According to a Form 4 filed with the SEC, Russ Strobel, who is a member of FirstMerit (NASDAQ:FMER)’s Board of Directors, directly acquired 5,000 shares of stock on April 25th at prices of about $17 per share. This gave him about 9,100 total shares of the $1.9 billion market cap Midwestern bank in his direct holdings- a large increase in percentage terms. We track insider purchases because studies show that stocks bought by insiders slightly outperform the market on average (read our analysis of studies on insider trading). Our explanation for this effect is that it is rational for insiders to diversify their wealth away from the company, and so actually buying the stock should signal confidence in the stock’s prospects. Interestingly, another company officer bought the stock recently and several other insiders reported purchases in early February (see a history of insider purchases at FirstMerit). Consensus insider purchases tend to precede stronger outperformance than single insider purchases.
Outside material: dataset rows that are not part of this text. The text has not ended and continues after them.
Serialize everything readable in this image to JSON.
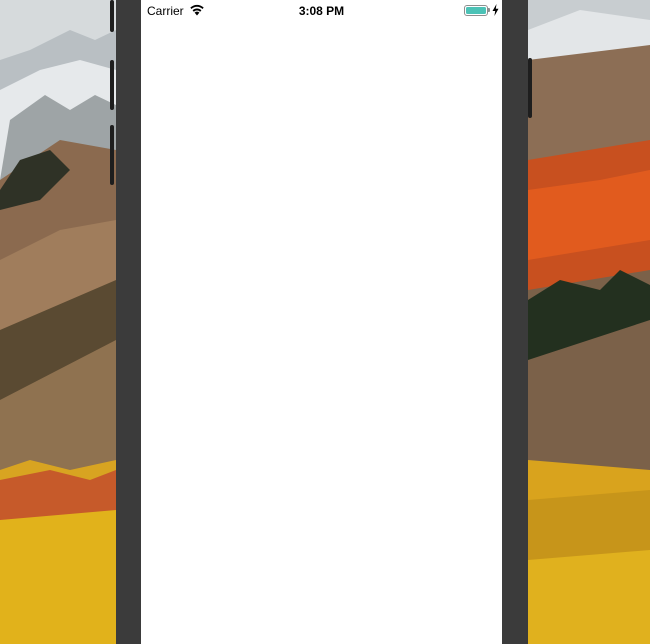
{
  "status_bar": {
    "carrier": "Carrier",
    "time": "3:08 PM",
    "battery_level": 1.0,
    "charging": true
  },
  "icons": {
    "wifi": "wifi-icon",
    "battery": "battery-icon",
    "charging": "charging-bolt-icon"
  },
  "colors": {
    "battery_fill": "#4cc2b6",
    "device_frame": "#3b3b3b",
    "screen": "#ffffff"
  }
}
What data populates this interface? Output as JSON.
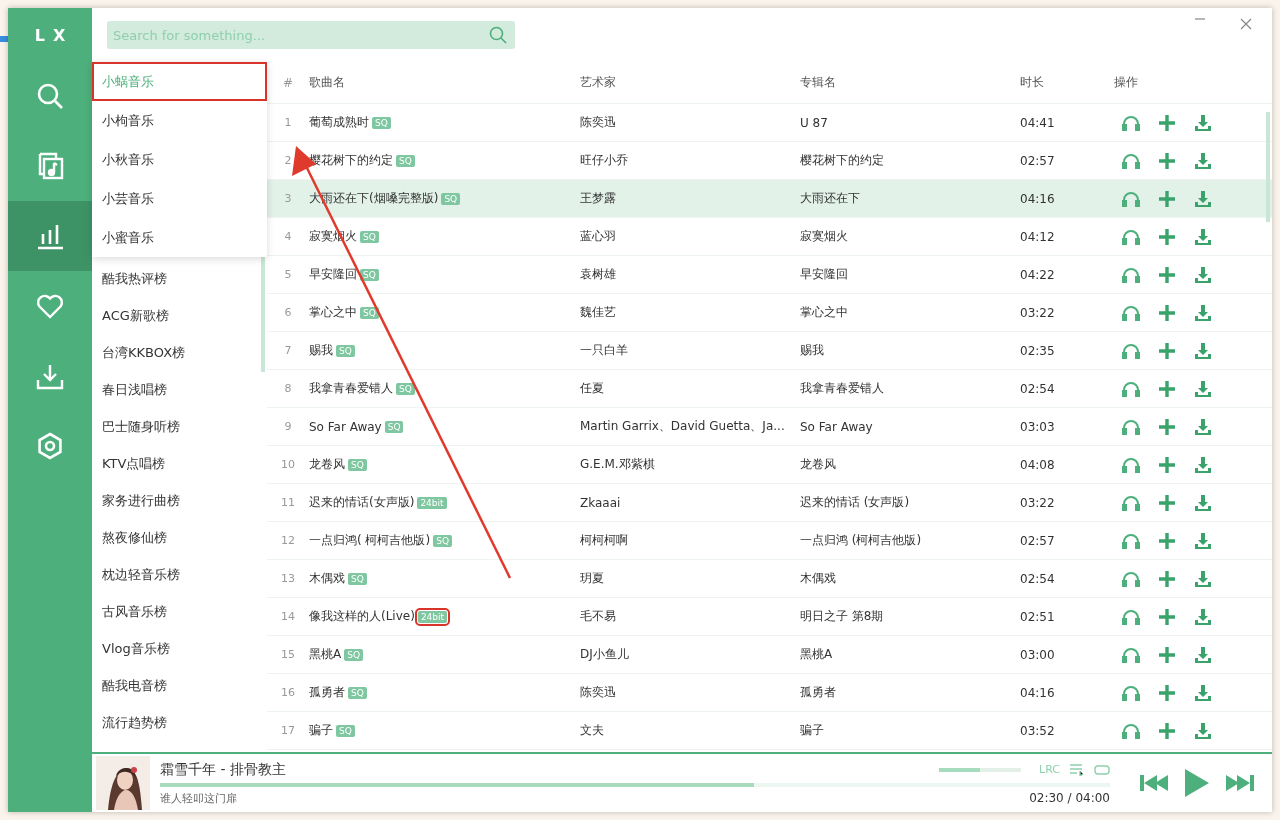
{
  "app": {
    "logo": "LX"
  },
  "nav": [
    {
      "kind": "search",
      "selected": false
    },
    {
      "kind": "list",
      "selected": false
    },
    {
      "kind": "chart",
      "selected": true
    },
    {
      "kind": "heart",
      "selected": false
    },
    {
      "kind": "download",
      "selected": false
    },
    {
      "kind": "settings",
      "selected": false
    }
  ],
  "search": {
    "placeholder": "Search for something..."
  },
  "source_menu": [
    {
      "label": "小蜗音乐",
      "selected": true,
      "marked": true
    },
    {
      "label": "小枸音乐",
      "selected": false,
      "marked": false
    },
    {
      "label": "小秋音乐",
      "selected": false,
      "marked": false
    },
    {
      "label": "小芸音乐",
      "selected": false,
      "marked": false
    },
    {
      "label": "小蜜音乐",
      "selected": false,
      "marked": false
    }
  ],
  "charts": [
    "酷我热评榜",
    "ACG新歌榜",
    "台湾KKBOX榜",
    "春日浅唱榜",
    "巴士随身听榜",
    "KTV点唱榜",
    "家务进行曲榜",
    "熬夜修仙榜",
    "枕边轻音乐榜",
    "古风音乐榜",
    "Vlog音乐榜",
    "酷我电音榜",
    "流行趋势榜"
  ],
  "table": {
    "columns": [
      "#",
      "歌曲名",
      "艺术家",
      "专辑名",
      "时长",
      "操作"
    ],
    "rows": [
      {
        "num": "1",
        "title": "葡萄成熟时",
        "tag": "SQ",
        "tag_marked": false,
        "artist": "陈奕迅",
        "album": "U 87",
        "duration": "04:41",
        "selected": false
      },
      {
        "num": "2",
        "title": "樱花树下的约定",
        "tag": "SQ",
        "tag_marked": false,
        "artist": "旺仔小乔",
        "album": "樱花树下的约定",
        "duration": "02:57",
        "selected": false
      },
      {
        "num": "3",
        "title": "大雨还在下(烟嗓完整版)",
        "tag": "SQ",
        "tag_marked": false,
        "artist": "王梦露",
        "album": "大雨还在下",
        "duration": "04:16",
        "selected": true
      },
      {
        "num": "4",
        "title": "寂寞烟火",
        "tag": "SQ",
        "tag_marked": false,
        "artist": "蓝心羽",
        "album": "寂寞烟火",
        "duration": "04:12",
        "selected": false
      },
      {
        "num": "5",
        "title": "早安隆回",
        "tag": "SQ",
        "tag_marked": false,
        "artist": "袁树雄",
        "album": "早安隆回",
        "duration": "04:22",
        "selected": false
      },
      {
        "num": "6",
        "title": "掌心之中",
        "tag": "SQ",
        "tag_marked": false,
        "artist": "魏佳艺",
        "album": "掌心之中",
        "duration": "03:22",
        "selected": false
      },
      {
        "num": "7",
        "title": "赐我",
        "tag": "SQ",
        "tag_marked": false,
        "artist": "一只白羊",
        "album": "赐我",
        "duration": "02:35",
        "selected": false
      },
      {
        "num": "8",
        "title": "我拿青春爱错人",
        "tag": "SQ",
        "tag_marked": false,
        "artist": "任夏",
        "album": "我拿青春爱错人",
        "duration": "02:54",
        "selected": false
      },
      {
        "num": "9",
        "title": "So Far Away",
        "tag": "SQ",
        "tag_marked": false,
        "artist": "Martin Garrix、David Guetta、Ja...",
        "album": "So Far Away",
        "duration": "03:03",
        "selected": false
      },
      {
        "num": "10",
        "title": "龙卷风",
        "tag": "SQ",
        "tag_marked": false,
        "artist": "G.E.M.邓紫棋",
        "album": "龙卷风",
        "duration": "04:08",
        "selected": false
      },
      {
        "num": "11",
        "title": "迟来的情话(女声版)",
        "tag": "24bit",
        "tag_marked": false,
        "artist": "Zkaaai",
        "album": "迟来的情话 (女声版)",
        "duration": "03:22",
        "selected": false
      },
      {
        "num": "12",
        "title": "一点归鸿( 柯柯吉他版)",
        "tag": "SQ",
        "tag_marked": false,
        "artist": "柯柯柯啊",
        "album": "一点归鸿 (柯柯吉他版)",
        "duration": "02:57",
        "selected": false
      },
      {
        "num": "13",
        "title": "木偶戏",
        "tag": "SQ",
        "tag_marked": false,
        "artist": "玥夏",
        "album": "木偶戏",
        "duration": "02:54",
        "selected": false
      },
      {
        "num": "14",
        "title": "像我这样的人(Live)",
        "tag": "24bit",
        "tag_marked": true,
        "artist": "毛不易",
        "album": "明日之子 第8期",
        "duration": "02:51",
        "selected": false
      },
      {
        "num": "15",
        "title": "黑桃A",
        "tag": "SQ",
        "tag_marked": false,
        "artist": "DJ小鱼儿",
        "album": "黑桃A",
        "duration": "03:00",
        "selected": false
      },
      {
        "num": "16",
        "title": "孤勇者",
        "tag": "SQ",
        "tag_marked": false,
        "artist": "陈奕迅",
        "album": "孤勇者",
        "duration": "04:16",
        "selected": false
      },
      {
        "num": "17",
        "title": "骗子",
        "tag": "SQ",
        "tag_marked": false,
        "artist": "文夫",
        "album": "骗子",
        "duration": "03:52",
        "selected": false
      }
    ]
  },
  "player": {
    "title": "霜雪千年 - 排骨教主",
    "subtitle": "谁人轻叩这门扉",
    "progress": {
      "level": 0.625
    },
    "volume": {
      "level": 0.5
    },
    "lyrics_button": "LRC",
    "time": "02:30 / 04:00"
  }
}
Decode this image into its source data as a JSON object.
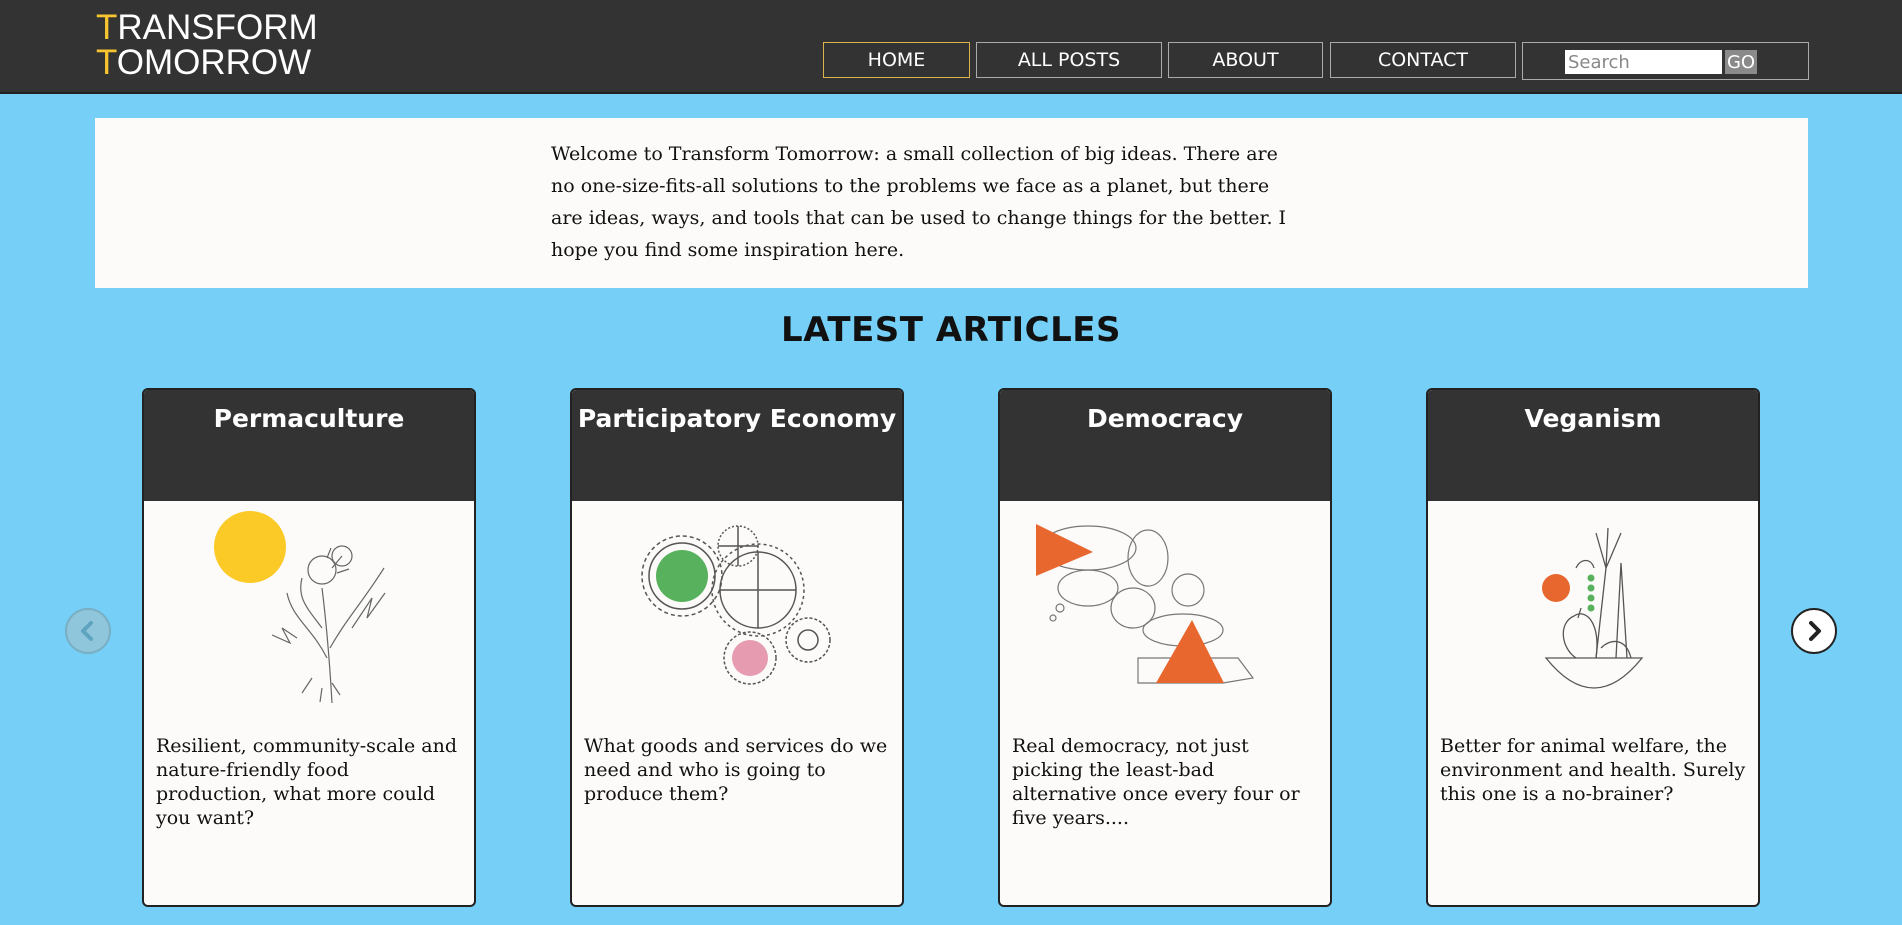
{
  "header": {
    "logo": {
      "line1_cap": "T",
      "line1_rest": "RANSFORM",
      "line2_cap": "T",
      "line2_rest": "OMORROW"
    },
    "nav": [
      "HOME",
      "ALL POSTS",
      "ABOUT",
      "CONTACT"
    ],
    "active_nav": "HOME",
    "search": {
      "placeholder": "Search",
      "button_label": "GO"
    }
  },
  "intro": {
    "text": "Welcome to Transform Tomorrow: a small collection of big ideas. There are no one-size-fits-all solutions to the problems we face as a planet, but there are ideas, ways, and tools that can be used to change things for the better. I hope you find some inspiration here."
  },
  "latest": {
    "title": "LATEST ARTICLES",
    "cards": [
      {
        "title": "Permaculture",
        "description": "Resilient, community-scale and nature-friendly food production, what more could you want?",
        "image_icon": "dandelion-illustration-icon"
      },
      {
        "title": "Participatory Economy",
        "description": "What goods and services do we need and who is going to produce them?",
        "image_icon": "gears-illustration-icon"
      },
      {
        "title": "Democracy",
        "description": "Real democracy, not just picking the least-bad alternative once every four or five years....",
        "image_icon": "speech-bubbles-illustration-icon"
      },
      {
        "title": "Veganism",
        "description": "Better for animal welfare, the environment and health. Surely this one is a no-brainer?",
        "image_icon": "vegetable-bowl-illustration-icon"
      }
    ]
  },
  "colors": {
    "background": "#75cff6",
    "header": "#333333",
    "accent": "#f7c52f",
    "card_bg": "#fcfbf9"
  }
}
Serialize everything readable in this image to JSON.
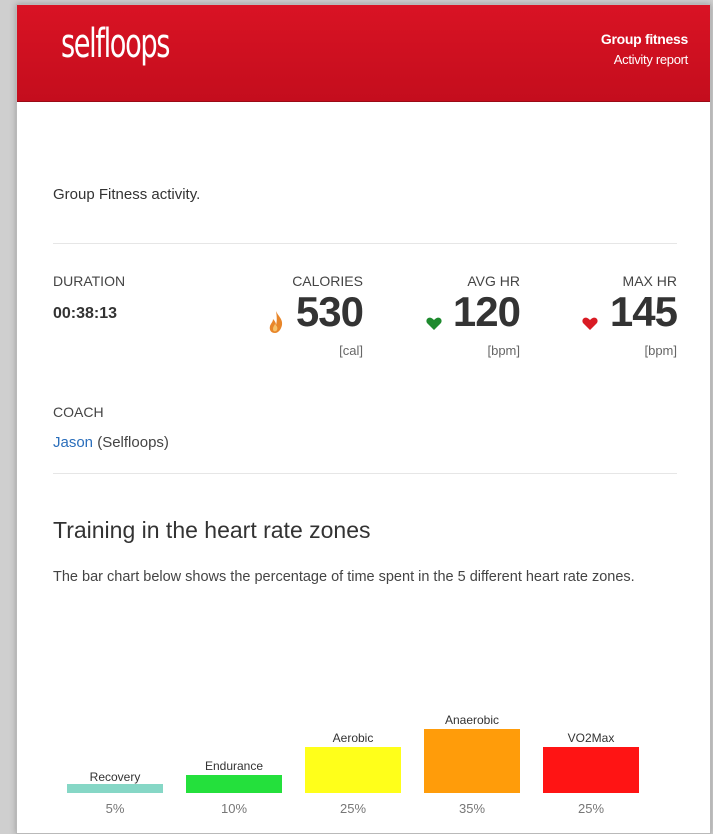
{
  "header": {
    "logo_text": "selfloops",
    "title": "Group fitness",
    "subtitle": "Activity report"
  },
  "intro_text": "Group Fitness activity.",
  "stats": {
    "duration": {
      "label": "DURATION",
      "value": "00:38:13"
    },
    "calories": {
      "label": "CALORIES",
      "value": "530",
      "unit": "[cal]",
      "icon": "flame-icon",
      "icon_color": "#e8862a"
    },
    "avg_hr": {
      "label": "AVG HR",
      "value": "120",
      "unit": "[bpm]",
      "icon": "heart-icon",
      "icon_color": "#1e8a2e"
    },
    "max_hr": {
      "label": "MAX HR",
      "value": "145",
      "unit": "[bpm]",
      "icon": "heart-icon",
      "icon_color": "#d91b24"
    }
  },
  "coach": {
    "label": "COACH",
    "name": "Jason",
    "org": "(Selfloops)"
  },
  "section": {
    "title": "Training in the heart rate zones",
    "description": "The bar chart below shows the percentage of time spent in the 5 different heart rate zones."
  },
  "chart_data": {
    "type": "bar",
    "categories": [
      "Recovery",
      "Endurance",
      "Aerobic",
      "Anaerobic",
      "VO2Max"
    ],
    "values": [
      5,
      10,
      25,
      35,
      25
    ],
    "value_labels": [
      "5%",
      "10%",
      "25%",
      "35%",
      "25%"
    ],
    "colors": [
      "#86d7c6",
      "#24e03c",
      "#ffff1a",
      "#ff9c0a",
      "#ff1414"
    ],
    "ylim": [
      0,
      35
    ]
  },
  "colors": {
    "brand_red": "#d91324",
    "link_blue": "#2a6ebb"
  }
}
FirstMerit (NASDAQ:FMER) recently reported its results for the first quarter of 2013. Earnings were down slightly on a q/q basis but still up by about 20% versus a year earlier. Since the beginning of the year, the bank has also completed its acquisition of Citizens Republic Bancorp, and has begun to expand its geographic reach by a bit. This follows a year in which net income was up by 12% compared to 2011, though this increase was primarily due to a smaller provision for loan losses in 2012.
Currently, FirstMerit (NASDAQ:FMER) is valued at a small premium to the book value of its equity with a P/B ratio of 1.1. Its valuation also represents a trailing earnings multiple of 14, which we’d normally consider fairly low although it is not particularly attractive compared to the valuations of many other regional and global banks. Of course, growth numbers have been good and could come down a bit and still make FirstMerit (NASDAQ:FMER) a good value. We’d also note that the stock pays a dividend yield of 4% at current prices and dividend levels, and so may be of interest to income investors. Billionaire Ken Fisher’s Fisher Asset Management trimmed its stake by 6% in the fourth quarter of 2012, but closed the year with 2.9 million shares in its portfolio (find Fisher’s favorite stocks). Dreman Value Management, managed by David Dreman, increased its holdings to a total of 2.1 million shares (check out more stocks Dreman was buying).
Peers for FirstMerit (NASDAQ:FMER) include Fifth Third Bancorp (NASDAQ:FITB), Huntington Bancshares Incorporated (NASDAQ:HBAN), KeyCorp (NYSE:KEY), and PNC Financial Services (NYSE:PNC). All four of these companies are trading at least close to FirstMerit (NASDAQ:FMER) in book value terms, with KeyCorp being the only one to feature a discount to book (its P/B ratio is 0.9). Interestingly, FirstMerit carries a small premium in terms of trailing earnings with the four other banks clustered between 10 and 12 times their trailing earnings. However, business has generally been flat at these companies recently: Fifth Third Bancorp (NASDAQ:FITB), Huntington Bancshares Incorporated (NASDAQ:HBAN), and KeyCorp (NYSE:KEY) all had both their revenue and earnings come in for their most recent quarter within 5% of their levels in the same period in the previous year, with these numbers being lower in some cases. Only PNC Financial Services (NYSE:PNC), the largest of this group by market cap at $36 billion, has done much better with net income rising 26% in Q1 compared to the first quarter of 2012; even there, revenue numbers were more modest.
Still, we think that when the lower earnings multiple is taken into account as well PNC at least is worth researching further. FirstMerit isn’t exactly expensive, and it does have the advantages of strong earnings growth and multiple insider purchases over some of its peers, but we aren’t sure that it’s actually better in value terms than PNC. We do think that the dividend yield is high for a financial, however, and with the company seeming fairly stable and certainly not too overvalued it would be worth a look on that basis.
Disclosure: I own no shares of any stocks mentioned in this article.